In the theory of three-dimensional rotation, Rodrigues’ rotation formula, named after Olinde Rodrigues, is an efficient algorithm for rotating a vector in space, given an axis and angle of rotation. By extension, this can be used to transform all three basis vectors to compute a rotation matrix in SO(3), the group of all rotation matrices, from an axis–angle representation. In other words, the Rodrigues’ formula provides an algorithm to compute the exponential map from so(3), the Lie algebra of SO(3), to SO(3) without actually computing the full matrix exponential.

For the 3D location v=(x,y,z), it could be rotated around axis k by angle $$\theta$$ as:

\begin{align*}v'&=v\cos(\theta)+(k\times v)\sin(\theta)+k(k\cdot v)\sin(1-\cos(\theta))\\&=(I+\sin(\theta)K+(1-\cos(\theta))K^2)v\\\mbox{where k}&=\begin{bmatrix}0&-k_z&k_y\\k_z&0&-k_x\\-k_y&k_x&0\end{bmatrix}\end{align*}
rodrigues = r.as_mrp()
print(rodrigues)
# get the rotation angle
print(4 * np.arctan(np.norm(rot)))
# get the rotation axis
print(rot / np.norm(rot))
R3 = R.from_mrp(rodrigues).as_matrix()
# compare it
assert np.allclose(R, R3)


in scipy.spatial.transform.Rotation, MRPs are a 3 dimensional vector co-directional to the axis of rotation and whose magnitude is equal to tan(theta / 4), where theta is the angle of rotation (in radians)

# Rotation Vector

In mathematics, the axis–angle representation of a rotation parameterizes a rotation in a three-dimensional Euclidean space by two quantities: a unit vector e indicating the direction of an axis of rotation, and an angle θ describing the magnitude of the rotation about the axis.

rot = r.as_rotvec(degrees=True)
print(rot)
# get the rotation angle
print(np.norm(rot))
# get the rotation axis
print(rot / np.norm(rot))
R4 = R.from_rotvec(rot, degrees=True).as_matrix()
# compare it
assert np.allclose(R, R4)


# Quanterion

Unit quaternions, known as versors, provide a convenient mathematical notation for representing spatial orientations and rotations of elements in three dimensional space. Specifically, they encode information about an axis-angle rotation about an arbitrary axis. Compared to rotation matrices, quaternions are more compact, efficient, and numerically stable.
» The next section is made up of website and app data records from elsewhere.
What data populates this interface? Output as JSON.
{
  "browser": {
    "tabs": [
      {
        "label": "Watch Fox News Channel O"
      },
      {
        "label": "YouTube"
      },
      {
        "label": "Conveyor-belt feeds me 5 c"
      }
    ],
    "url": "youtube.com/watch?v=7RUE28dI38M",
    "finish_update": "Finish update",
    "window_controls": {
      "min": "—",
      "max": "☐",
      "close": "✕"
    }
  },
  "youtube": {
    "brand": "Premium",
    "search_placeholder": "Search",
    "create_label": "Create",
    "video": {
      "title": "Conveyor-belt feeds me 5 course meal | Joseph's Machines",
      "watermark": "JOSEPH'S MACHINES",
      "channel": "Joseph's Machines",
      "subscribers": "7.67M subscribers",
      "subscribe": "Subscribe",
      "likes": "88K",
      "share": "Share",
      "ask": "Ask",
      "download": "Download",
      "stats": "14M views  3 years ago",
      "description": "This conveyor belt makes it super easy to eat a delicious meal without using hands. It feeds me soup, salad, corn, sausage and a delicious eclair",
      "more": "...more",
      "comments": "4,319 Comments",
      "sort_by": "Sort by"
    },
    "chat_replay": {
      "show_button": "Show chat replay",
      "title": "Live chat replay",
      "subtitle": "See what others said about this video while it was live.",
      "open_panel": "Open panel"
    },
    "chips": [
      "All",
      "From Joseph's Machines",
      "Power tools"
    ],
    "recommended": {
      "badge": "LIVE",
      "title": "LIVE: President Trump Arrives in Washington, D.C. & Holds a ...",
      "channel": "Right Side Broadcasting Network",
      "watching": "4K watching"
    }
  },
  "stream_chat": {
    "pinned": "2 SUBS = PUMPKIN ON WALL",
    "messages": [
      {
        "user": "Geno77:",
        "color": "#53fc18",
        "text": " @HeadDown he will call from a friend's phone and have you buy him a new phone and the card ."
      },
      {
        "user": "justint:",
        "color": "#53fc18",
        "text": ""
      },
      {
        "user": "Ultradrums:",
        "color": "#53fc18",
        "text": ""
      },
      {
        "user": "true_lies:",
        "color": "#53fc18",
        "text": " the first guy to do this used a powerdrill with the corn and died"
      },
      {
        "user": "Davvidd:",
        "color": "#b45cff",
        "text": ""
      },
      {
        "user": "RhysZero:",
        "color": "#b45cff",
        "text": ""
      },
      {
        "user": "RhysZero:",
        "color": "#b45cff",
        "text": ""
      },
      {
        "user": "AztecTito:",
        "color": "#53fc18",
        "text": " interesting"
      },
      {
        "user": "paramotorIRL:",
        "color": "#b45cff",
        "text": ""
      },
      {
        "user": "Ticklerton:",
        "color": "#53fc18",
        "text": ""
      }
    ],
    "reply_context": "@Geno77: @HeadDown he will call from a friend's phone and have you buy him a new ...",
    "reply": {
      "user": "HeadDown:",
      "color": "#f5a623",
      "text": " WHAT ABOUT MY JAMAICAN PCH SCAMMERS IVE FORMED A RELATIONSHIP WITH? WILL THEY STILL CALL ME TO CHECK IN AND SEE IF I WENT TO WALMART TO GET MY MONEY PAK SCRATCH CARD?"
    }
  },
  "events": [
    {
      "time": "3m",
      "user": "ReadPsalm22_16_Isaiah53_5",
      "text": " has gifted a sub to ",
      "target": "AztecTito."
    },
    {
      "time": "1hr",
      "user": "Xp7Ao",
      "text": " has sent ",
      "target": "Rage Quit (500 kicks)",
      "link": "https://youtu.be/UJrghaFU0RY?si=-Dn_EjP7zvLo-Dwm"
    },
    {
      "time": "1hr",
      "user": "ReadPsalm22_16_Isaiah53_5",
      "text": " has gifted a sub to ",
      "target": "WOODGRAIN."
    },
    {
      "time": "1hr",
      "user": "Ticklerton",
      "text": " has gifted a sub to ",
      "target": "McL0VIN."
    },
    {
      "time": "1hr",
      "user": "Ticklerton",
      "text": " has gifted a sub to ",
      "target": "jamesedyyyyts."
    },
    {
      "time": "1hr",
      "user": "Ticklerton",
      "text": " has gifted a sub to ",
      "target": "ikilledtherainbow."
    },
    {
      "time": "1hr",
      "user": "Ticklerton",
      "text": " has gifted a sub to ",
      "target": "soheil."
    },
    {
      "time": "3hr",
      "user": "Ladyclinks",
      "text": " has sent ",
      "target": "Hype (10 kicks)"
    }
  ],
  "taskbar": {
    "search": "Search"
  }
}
Compared to Euler angles, they are simpler to compose.

The rotation of angle around the axis defined by the unit vector (x,y, z) could be also written as xi+yj+zk, where i, j, k are unit vectors representing the three Cartesian axes. It can be represented by a quaternion. This can be done using an extension of Euler’s formula:

$e^{\frac{\theta}{2}(xi+yj+zk)}=\cos(\frac{\theta}{2})+(xi+yj+zk)\sin(\frac{\theta}{2})$
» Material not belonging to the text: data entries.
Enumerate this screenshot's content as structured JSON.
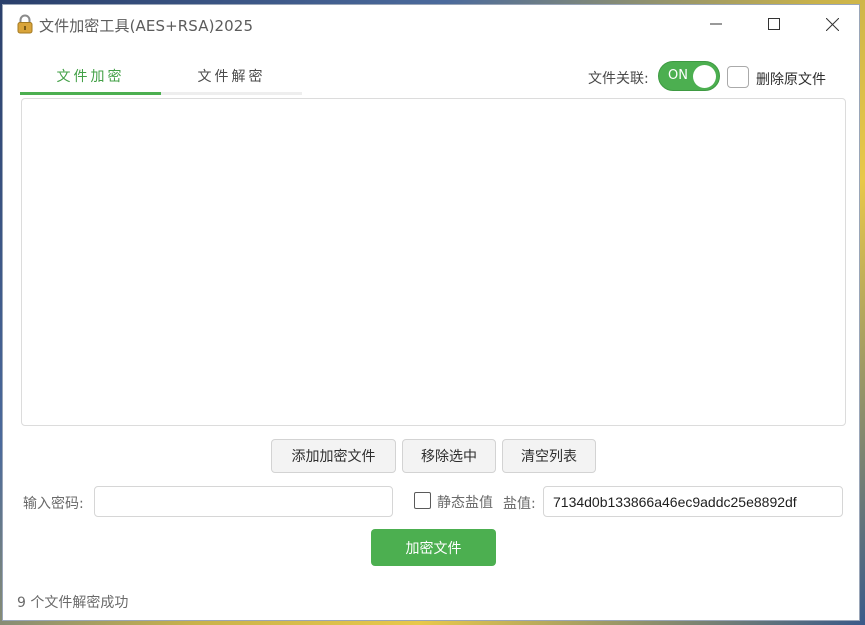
{
  "window": {
    "title": "文件加密工具(AES+RSA)2025",
    "icon": "padlock-icon"
  },
  "tabs": [
    {
      "label": "文件加密",
      "active": true
    },
    {
      "label": "文件解密",
      "active": false
    }
  ],
  "association": {
    "label": "文件关联:",
    "toggle_text": "ON",
    "toggle_on": true,
    "delete_original_label": "删除原文件",
    "delete_original_checked": false
  },
  "actions": {
    "add_label": "添加加密文件",
    "remove_label": "移除选中",
    "clear_label": "清空列表"
  },
  "password": {
    "label": "输入密码:",
    "value": "",
    "placeholder": ""
  },
  "salt": {
    "static_label": "静态盐值",
    "static_checked": false,
    "label": "盐值:",
    "value": "7134d0b133866a46ec9addc25e8892df"
  },
  "encrypt_button_label": "加密文件",
  "status_text": "9 个文件解密成功",
  "colors": {
    "accent": "#4caf50",
    "accent_text": "#43a047"
  }
}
With quanterion q, rotation for a point v=(x,y,z) could be written as:

$v'=qvq^{-1}$

The quanterion q could be converted to a rotation matrix as:

\begin{align*}R&=\begin{bmatrix}1-2s(q_j^2+q_k^2)&2s(q_iq_j-q_kq_r)&2s(q_iq_k+q_jq_r)\\2s(q_iq_j+q_kq_r)&1-2s(q_i^2+q_k^2)&2s(q_jq_k-q_iq_r)\\2s(q_iq_k-q_jq_r)&2s(q_jq_k+q_iq_r)&1-2s(q_i^2+q_j^2)\end{bmatrix}\\\mbox{where s}&=\lVert q\rVert^{-2}\end{align*}
quat = r.as_quat()
print(quat)
# get the rotation angle
print(quat[3:])
# get the rotation axis
print(quat[:3])
R5 = R.from_quat(quat).as_matrix()
# compare it
assert np.allclose(R, R5)

Written on September 27, 2022